ERIC Number: ED390168
Record Type: RIE
Publication Date: 1995-Apr
School-Community Interactions That Contribute to Effective Schools.
Brooks, Ann K.; And Others

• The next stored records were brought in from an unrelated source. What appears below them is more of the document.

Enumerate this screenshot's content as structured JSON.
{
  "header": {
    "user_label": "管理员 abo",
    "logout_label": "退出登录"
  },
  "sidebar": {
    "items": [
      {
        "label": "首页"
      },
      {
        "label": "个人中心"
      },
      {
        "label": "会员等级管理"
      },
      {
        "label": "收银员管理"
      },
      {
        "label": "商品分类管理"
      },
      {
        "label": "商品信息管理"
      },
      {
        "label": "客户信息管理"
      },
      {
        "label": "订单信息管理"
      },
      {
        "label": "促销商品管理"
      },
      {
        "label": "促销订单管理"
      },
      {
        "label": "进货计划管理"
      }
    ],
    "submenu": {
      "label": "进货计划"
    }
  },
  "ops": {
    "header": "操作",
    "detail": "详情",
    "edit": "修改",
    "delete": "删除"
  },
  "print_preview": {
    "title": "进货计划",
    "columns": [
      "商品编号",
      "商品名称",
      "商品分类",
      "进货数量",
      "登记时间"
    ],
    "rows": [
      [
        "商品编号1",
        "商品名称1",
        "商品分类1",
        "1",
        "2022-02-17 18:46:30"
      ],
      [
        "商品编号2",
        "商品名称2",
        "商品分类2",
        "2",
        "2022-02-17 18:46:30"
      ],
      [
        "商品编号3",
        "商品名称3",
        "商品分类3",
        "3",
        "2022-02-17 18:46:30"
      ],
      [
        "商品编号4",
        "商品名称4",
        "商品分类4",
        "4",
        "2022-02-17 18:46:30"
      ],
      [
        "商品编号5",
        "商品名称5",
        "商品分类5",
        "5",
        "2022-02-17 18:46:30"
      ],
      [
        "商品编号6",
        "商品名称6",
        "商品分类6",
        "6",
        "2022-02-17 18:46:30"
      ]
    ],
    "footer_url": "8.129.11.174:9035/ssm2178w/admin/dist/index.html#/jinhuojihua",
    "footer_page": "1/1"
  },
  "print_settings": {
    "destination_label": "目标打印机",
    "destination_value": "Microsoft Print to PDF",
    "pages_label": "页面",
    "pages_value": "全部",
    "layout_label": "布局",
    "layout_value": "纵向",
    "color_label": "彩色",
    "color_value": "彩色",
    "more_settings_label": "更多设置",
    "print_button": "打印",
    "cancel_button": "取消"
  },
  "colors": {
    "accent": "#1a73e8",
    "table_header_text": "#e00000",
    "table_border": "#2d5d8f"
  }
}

This paper presents findings of a study that investigated the relationship between schools and communities. Each of the 10 schools under study served predominantly low-socioeconomic Mexican-American students. Data were derived from interviews and observations conducted at 8 of the 10 schools. Findings show that the schools' relationships with their communities followed three models: the community as resource for the school; the community and school as an integrated unit; and the school as a locus for a learning community. The three schools that interacted with the community as a resource tended to serve highly fragmented communities facing such problems as gangs, poverty, unemployment, and single-parent families. The three schools were dependent on the community. Two schools were integrated with community and one school proactively initiated an extended learning environment with the community. The two integrated schools were characterized by a great degree of overlap between the schools and their surrounding culture. However, the schools' very traditional contexts are difficult to replicate in postindustrial, late-20th century communities. The proactive school viewed itself as a resource for the entire community, participated in the community, and made adult education a priority. Factors of successful school-community relationships include the provision of opportunities for participation, a collegial school administration, and constant communication. (LMI)
Publication Type: Speeches/Meeting Papers; Reports - Research
Education Level: N/A
Authoring Institution: N/A
Note: Paper presented at the Annual Meeting of the American Educational Research Association (San Francisco, CA, April 18-22, 1995).